Everything you ever wanted to know about security policy management, and much more.

Search
Generic filters
Exact matches only
Search in title
Search in content
Search in excerpt
Search in comments
Filter by Custom Post Type
Posts

How a Little ‘n’ can Threaten Your Entire Business

by
[addtoany]

According Gartner, through 2020, 99% of firewall breaches will be caused by firewall misconfigurations, not firewall flaws. And IBM Security Services’ 2014 Cyber Security Intelligence Index, reported that misconfigurations are the most commonly recorded form of human error.

A misconfiguration can be as simple as typing ‘neq’ instead of ‘eq’ – or vice versa.  The difference is tiny, but the two terms have opposite meanings – ‘not equal to’ and ‘equal to’.  So, in the context of network configuration, ‘eq’ will allow access to a single, specified port, whereas ‘neq’ will allow access to any other service.  Such services could include FTP, Active Directory, SSH and so on.

Other types of typos can include incorrect subnet masks, which may prevent access to particular devices on the network, or direct information to an incorrect destination.  These are particularly difficult to single out and identify.

So while a misplaced ‘n’ might not sound like the most serious information security threat facing your organization, in the context of configuring devices on your network, it can actually be a serious problem.

Bad news travels fast

Misconfigurations may also be a significant business issue even if it is never taken advantage of by criminals. In July, a router misconfiguration at United Airlines grounded more than 90 aircraft for over two hours. And of course, in our highly dynamic and connected world, news of the outage rapidly spread across social media and international news outlets.  United’s outage wasn’t just a problem on the day, but had repercussions in terms of revenue and reputation.

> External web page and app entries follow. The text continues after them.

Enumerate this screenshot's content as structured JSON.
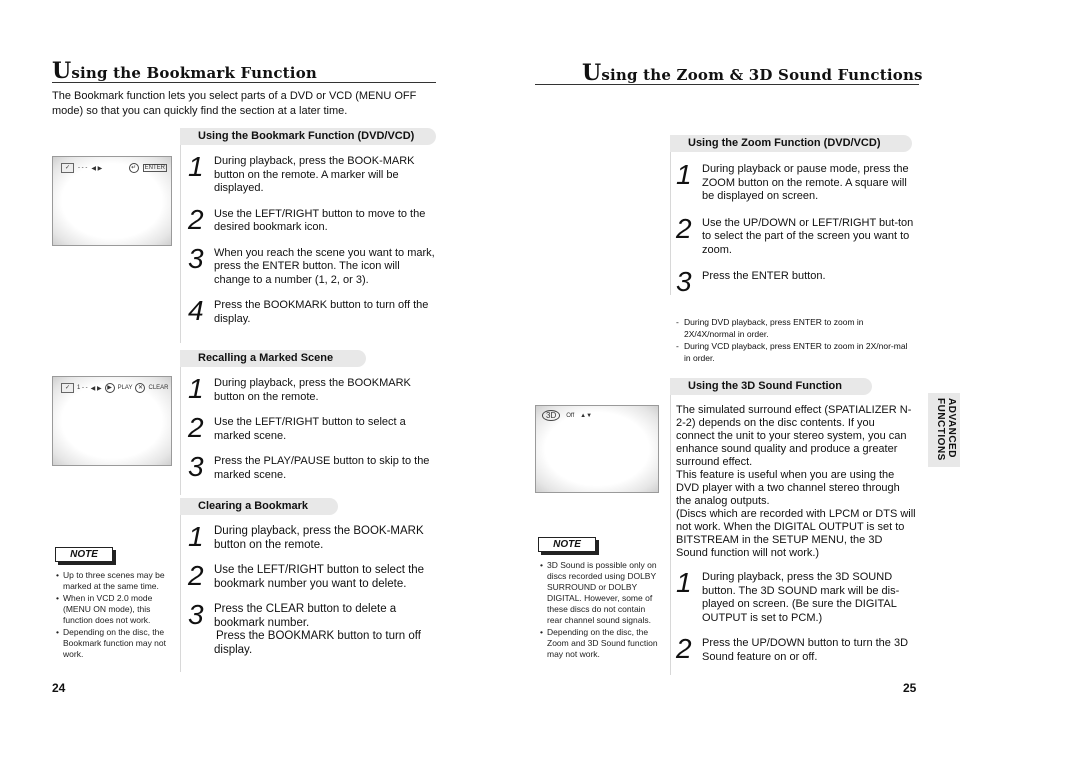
{
  "left_page": {
    "title_cap": "U",
    "title_rest": "sing the Bookmark Function",
    "intro": "The Bookmark function lets you select parts of a DVD or VCD (MENU OFF mode) so that you can quickly find the section at a later time.",
    "sections": [
      {
        "heading": "Using the Bookmark Function (DVD/VCD)",
        "steps": [
          {
            "num": "1",
            "text": "During playback, press the BOOK-MARK button on the remote. A marker will be displayed."
          },
          {
            "num": "2",
            "text": "Use the LEFT/RIGHT button to move to the desired bookmark icon."
          },
          {
            "num": "3",
            "text": "When you reach the scene you want to mark, press the ENTER button. The icon will change to a number (1, 2, or 3)."
          },
          {
            "num": "4",
            "text": "Press the BOOKMARK button to turn off the display."
          }
        ]
      },
      {
        "heading": "Recalling a Marked Scene",
        "steps": [
          {
            "num": "1",
            "text": "During playback, press the BOOKMARK button on the remote."
          },
          {
            "num": "2",
            "text": "Use the LEFT/RIGHT button to select a marked scene."
          },
          {
            "num": "3",
            "text": "Press the PLAY/PAUSE button to skip to the marked scene."
          }
        ]
      },
      {
        "heading": "Clearing a Bookmark",
        "steps": [
          {
            "num": "1",
            "text": "During playback, press the BOOK-MARK button on the remote."
          },
          {
            "num": "2",
            "text": "Use the LEFT/RIGHT button to select the bookmark number you want to delete."
          },
          {
            "num": "3",
            "text": "Press the CLEAR button to delete a bookmark number.",
            "extra": "Press the BOOKMARK button to turn off display."
          }
        ]
      }
    ],
    "screen1": {
      "dots": "- - -",
      "arrows": "◀ ▶",
      "enter_icon": "↵",
      "enter_label": "ENTER"
    },
    "screen2": {
      "marker": "1 - -",
      "arrows": "◀ ▶",
      "play_icon": "▶",
      "play_label": "PLAY",
      "clear_icon": "✕",
      "clear_label": "CLEAR"
    },
    "note": {
      "label": "NOTE",
      "items": [
        "Up to three scenes may be marked at the same time.",
        "When in VCD 2.0 mode (MENU ON mode), this function does not work.",
        "Depending on the disc, the Bookmark function may not work."
      ]
    },
    "page_number": "24"
  },
  "right_page": {
    "title_cap": "U",
    "title_rest": "sing the Zoom & 3D Sound Functions",
    "zoom_section": {
      "heading": "Using the Zoom Function (DVD/VCD)",
      "steps": [
        {
          "num": "1",
          "text": "During playback or pause mode, press the ZOOM button on the remote. A square will be displayed on screen."
        },
        {
          "num": "2",
          "text": "Use the UP/DOWN or LEFT/RIGHT but-ton to select the part of the screen you want to zoom."
        },
        {
          "num": "3",
          "text": "Press the ENTER button."
        }
      ],
      "notes": [
        "During DVD playback, press ENTER to zoom in 2X/4X/normal in order.",
        "During VCD playback, press ENTER to zoom in 2X/nor-mal in order."
      ]
    },
    "sound_section": {
      "heading": "Using the 3D Sound Function",
      "paragraphs": [
        "The simulated surround effect (SPATIALIZER N-2-2) depends on the disc contents. If you connect the unit to your stereo system, you can enhance sound quality and produce a greater surround effect.",
        "This feature is useful when you are using the DVD player with a two channel stereo through the analog outputs.",
        "(Discs which are recorded with LPCM or DTS will not work. When the DIGITAL OUTPUT is set to BITSTREAM in the SETUP MENU, the 3D Sound function will not work.)"
      ],
      "steps": [
        {
          "num": "1",
          "text": "During playback, press the 3D SOUND button. The 3D SOUND mark will be dis-played on screen. (Be sure the DIGITAL OUTPUT is set to PCM.)"
        },
        {
          "num": "2",
          "text": "Press the UP/DOWN button to turn the 3D Sound feature on or off."
        }
      ]
    },
    "screen3": {
      "badge": "3D",
      "state": "Off",
      "arrows": "▲▼"
    },
    "note": {
      "label": "NOTE",
      "items": [
        "3D Sound is possible only on discs recorded using DOLBY SURROUND or DOLBY DIGITAL. However, some of these discs do not contain rear channel sound signals.",
        "Depending on the disc, the Zoom and 3D Sound function may not work."
      ]
    },
    "side_tab": [
      "ADVANCED",
      "FUNCTIONS"
    ],
    "page_number": "25"
  }
}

Avoiding the errors

So if it’s this easy to accidentally misconfigure a device, which cause huge network – and business – disruption, what can you do about it?  To answer the question, we need to examine the process by which a device change takes place within your organization’s network.

There are six stages to consider in a change control process, and at each stage, principles of visibility, testing and verification must be balanced with speed and agility. But by designing and implementing an intelligent – and automated – process, you can mitigate the risk of misconfigurations, and make it easier to spot mistakes when they occur.

The crucial principle that should underline every stage in your change control process is automation. Every step in the workflow from change request, through design and implementation to close, should be automated as much as possible to eliminate guesswork and human error.  As part of the process, security policy management solutions also self-document the entire change process to provide accountability, tracking and ensure compliance.

Here is what the individual stages in that change control process should look like:

  1. A request for a change is made. A common complaint from businesses is that it takes too long to process a change request. To accelerate this process, you need to thoroughly understand your network infrastructure before beginning – in other words, you need a dynamic, up-to-date network infrastructure map.
  2. Planning for the change takes place. This is where full network visibility is absolutely critical. The topology of the network must be fully understood, as well as the security policies associated with each device within the network.
  3. Understand the risk. Before making any changes, it is important that you properly understand the risk involved. If a change will cause undue risk to the network environment and/or application, the change should be re-planned or even denied.
  4. The change is implemented. Here, you must consider how best to insert the new security rule into the device’s current policy. Should you add a new rule or modify an existing one? The rule change and the process for deciding what to do should be automatically documented.
  5. The change is validated. It is wise to check that the request is implemented correctly before notifying stakeholders. Important questions to ask are ’Was the change implemented exactly as requested?’ ‘Does the change incorporate an overly permissive and therefore risky rule?’ (One example here is using ‘any’ rather an https service).
  6. Close. Here, you should check that the work done matches the original ticket, and ensure there is no mismatch between the change request and the ticket.

By committing to implementing each stage of this change control process as part of a unified automated workflow, you will have begun to mitigate your device misconfiguration risk. But there is more to be done. In next week’s blog, we’ll be examining how you can better align your business and IT security functions.

Subscribe to Blog

Receive notifications of new posts by email.